Named for its obverse inscription, Sri mangalam, which indicates good luck in Sanskrit. The reverse reads dga'ldan phyo (gs) las rnam par rgyal ba (Gaden (palace) completely victorious in all directions). This refers to the form of Tibetan Government established after 1642 when Gusri Khan, a Mongol prince, led an invasion of Tibet at the head of a band of supporters of the Gelugpa sect, and established the Dalai Lama of the day, Ngawang Lobzang Gyatso, as the de facto  ruler of Tibet.
Est: US $4,000-$5,000

Commenting on this unique collection, Spink coin specialist Barbara Mears said: "this is likely to be a once-in-a-lifetime opportunity for coin collectors and those interested in Oriental art to buy such good examples of original coins from this enigmatic and special place. Tibet has not issued its own currency for over sixty years.

"Even before this the quantity of coins struck for most issues was very small, so this is an ideal area to buy into. However, one only has to see the coins to appreciate that monetary considerations were secondary to the creators of this currency. Many of the coins are minor works of art in their own right, with iconography and legends in perfect accord, each having a significant meaning to every Tibetan. With beautiful and precious coins to fit every budget, who could resist?"

There will be a special preview afternoon and evening reception where the Nicholas Rhodes Collection may be viewed at Spink's London showroom on Thursday 1st August 2013. Coins of Tibet may be viewed in London (by appointment only) in early August, or on the 19th and 20th of August 2013 in Hong Kong.

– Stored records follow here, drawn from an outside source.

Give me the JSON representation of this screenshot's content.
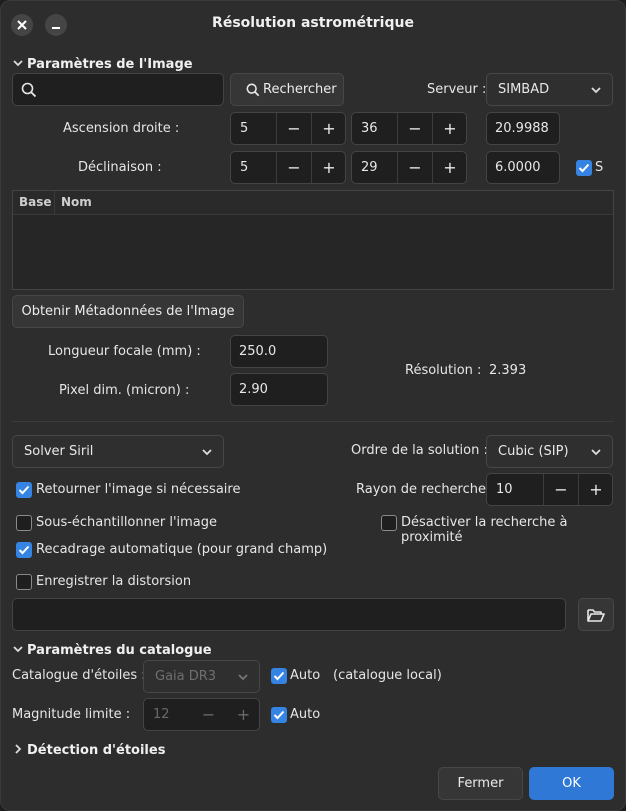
{
  "window": {
    "title": "Résolution astrométrique",
    "close_icon": "close-icon",
    "minimize_icon": "minimize-icon"
  },
  "image_params": {
    "header": "Paramètres de l'Image",
    "search_placeholder": "",
    "search_button": "Rechercher",
    "server_label": "Serveur :",
    "server_value": "SIMBAD",
    "ra_label": "Ascension droite :",
    "ra_h": "5",
    "ra_m": "36",
    "ra_s": "20.9988",
    "dec_label": "Déclinaison :",
    "dec_d": "5",
    "dec_m": "29",
    "dec_s": "6.0000",
    "south_label": "S",
    "south_checked": true,
    "table_headers": [
      "Base",
      "Nom"
    ],
    "metadata_button": "Obtenir Métadonnées de l'Image",
    "focal_label": "Longueur focale (mm) :",
    "focal_value": "250.0",
    "pixel_label": "Pixel dim. (micron) :",
    "pixel_value": "2.90",
    "resolution_label": "Résolution :",
    "resolution_value": "2.393"
  },
  "solver": {
    "solver_value": "Solver Siril",
    "order_label": "Ordre de la solution :",
    "order_value": "Cubic (SIP)",
    "flip_label": "Retourner l'image si nécessaire",
    "flip_checked": true,
    "radius_label": "Rayon de recherche :",
    "radius_value": "10",
    "downsample_label": "Sous-échantillonner l'image",
    "downsample_checked": false,
    "disable_near_label": "Désactiver la recherche à proximité",
    "disable_near_checked": false,
    "autocrop_label": "Recadrage automatique (pour grand champ)",
    "autocrop_checked": true,
    "save_distortion_label": "Enregistrer la distorsion",
    "save_distortion_checked": false,
    "distortion_path": ""
  },
  "catalog": {
    "header": "Paramètres du catalogue",
    "catalog_label": "Catalogue d'étoiles :",
    "catalog_value": "Gaia DR3",
    "catalog_auto_label": "Auto",
    "catalog_auto_checked": true,
    "catalog_note": "(catalogue local)",
    "mag_label": "Magnitude limite :",
    "mag_value": "12",
    "mag_auto_label": "Auto",
    "mag_auto_checked": true
  },
  "star_detection": {
    "header": "Détection d'étoiles"
  },
  "footer": {
    "close_button": "Fermer",
    "ok_button": "OK"
  },
  "colors": {
    "accent": "#3584e4",
    "ok_button": "#2f78d6",
    "background": "#2d2d2d"
  }
}
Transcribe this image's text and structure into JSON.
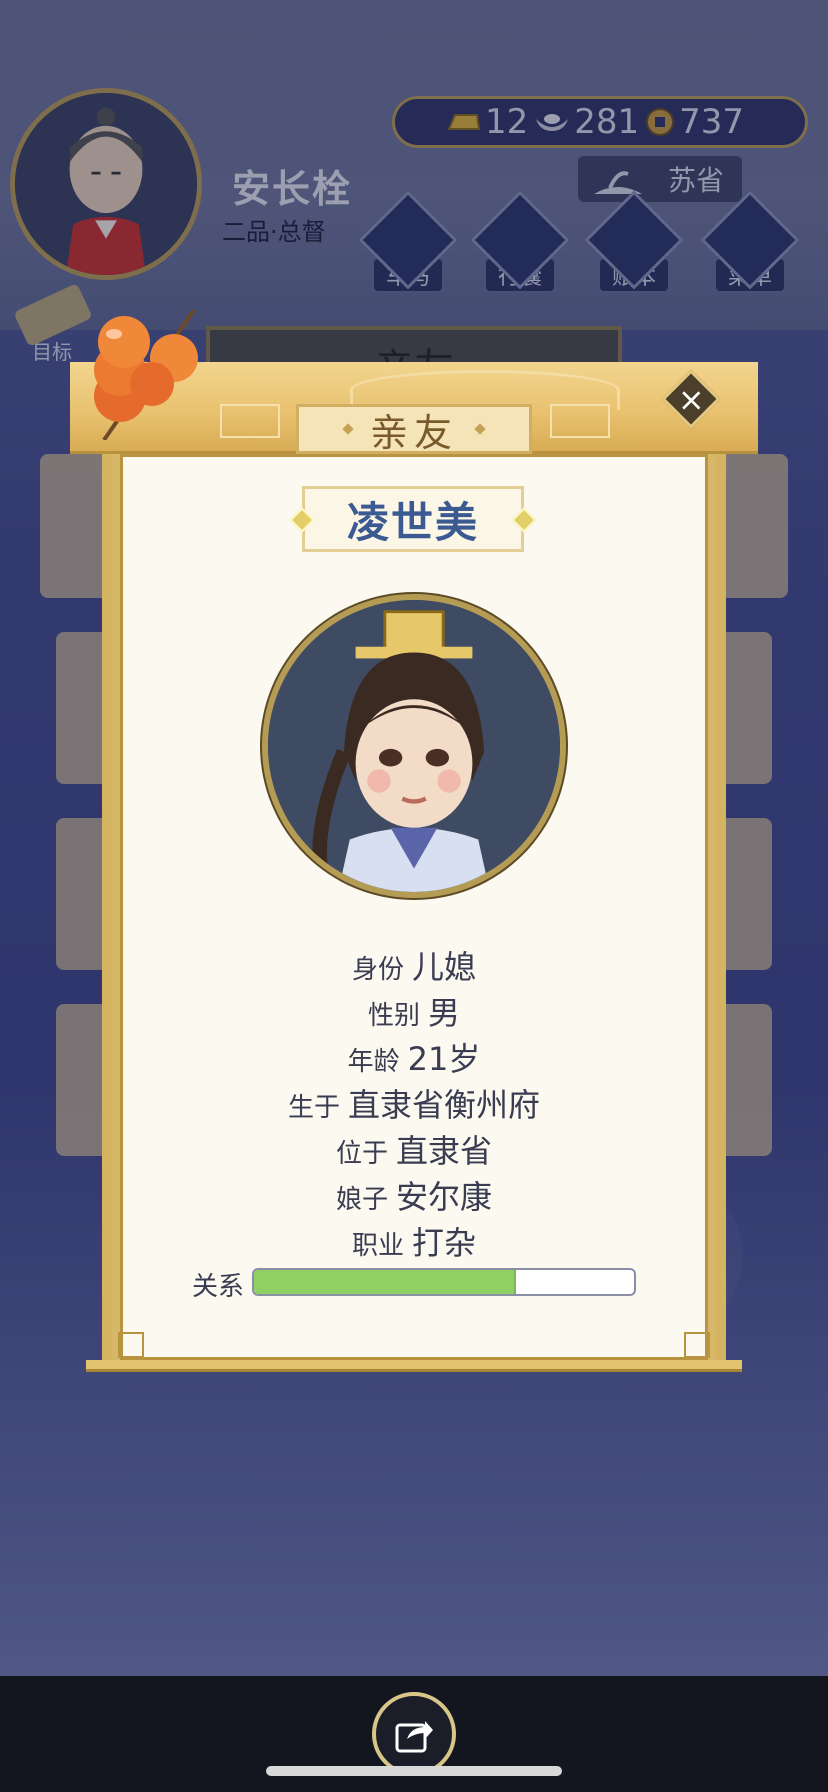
{
  "player": {
    "name": "安长栓",
    "rank": "二品·总督"
  },
  "currency": {
    "gold": "12",
    "silver": "281",
    "coins": "737"
  },
  "location": "苏省",
  "hud_buttons": [
    {
      "label": "车马",
      "icon": "carriage-icon"
    },
    {
      "label": "行囊",
      "icon": "bag-icon"
    },
    {
      "label": "账本",
      "icon": "ledger-icon"
    },
    {
      "label": "菜单",
      "icon": "menu-dots-icon"
    }
  ],
  "goal_label": "目标",
  "behind_title": "亲友",
  "modal": {
    "title": "亲友",
    "close_icon": "close-icon"
  },
  "relative": {
    "name": "凌世美",
    "fields": [
      {
        "key": "身份",
        "value": "儿媳"
      },
      {
        "key": "性别",
        "value": "男"
      },
      {
        "key": "年龄",
        "value": "21岁"
      },
      {
        "key": "生于",
        "value": "直隶省衡州府"
      },
      {
        "key": "位于",
        "value": "直隶省"
      },
      {
        "key": "娘子",
        "value": "安尔康"
      },
      {
        "key": "职业",
        "value": "打杂"
      }
    ],
    "relation_label": "关系",
    "relation_level": 0.69
  },
  "colors": {
    "accent_gold": "#d4b460",
    "name_blue": "#3b5a92",
    "relation_green": "#8fcf64"
  }
}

For further press information, please contact: Eleanor Ball, Email: [email protected] or Telephone: +44 (0)20 7563 4009 . All images copyright Spink.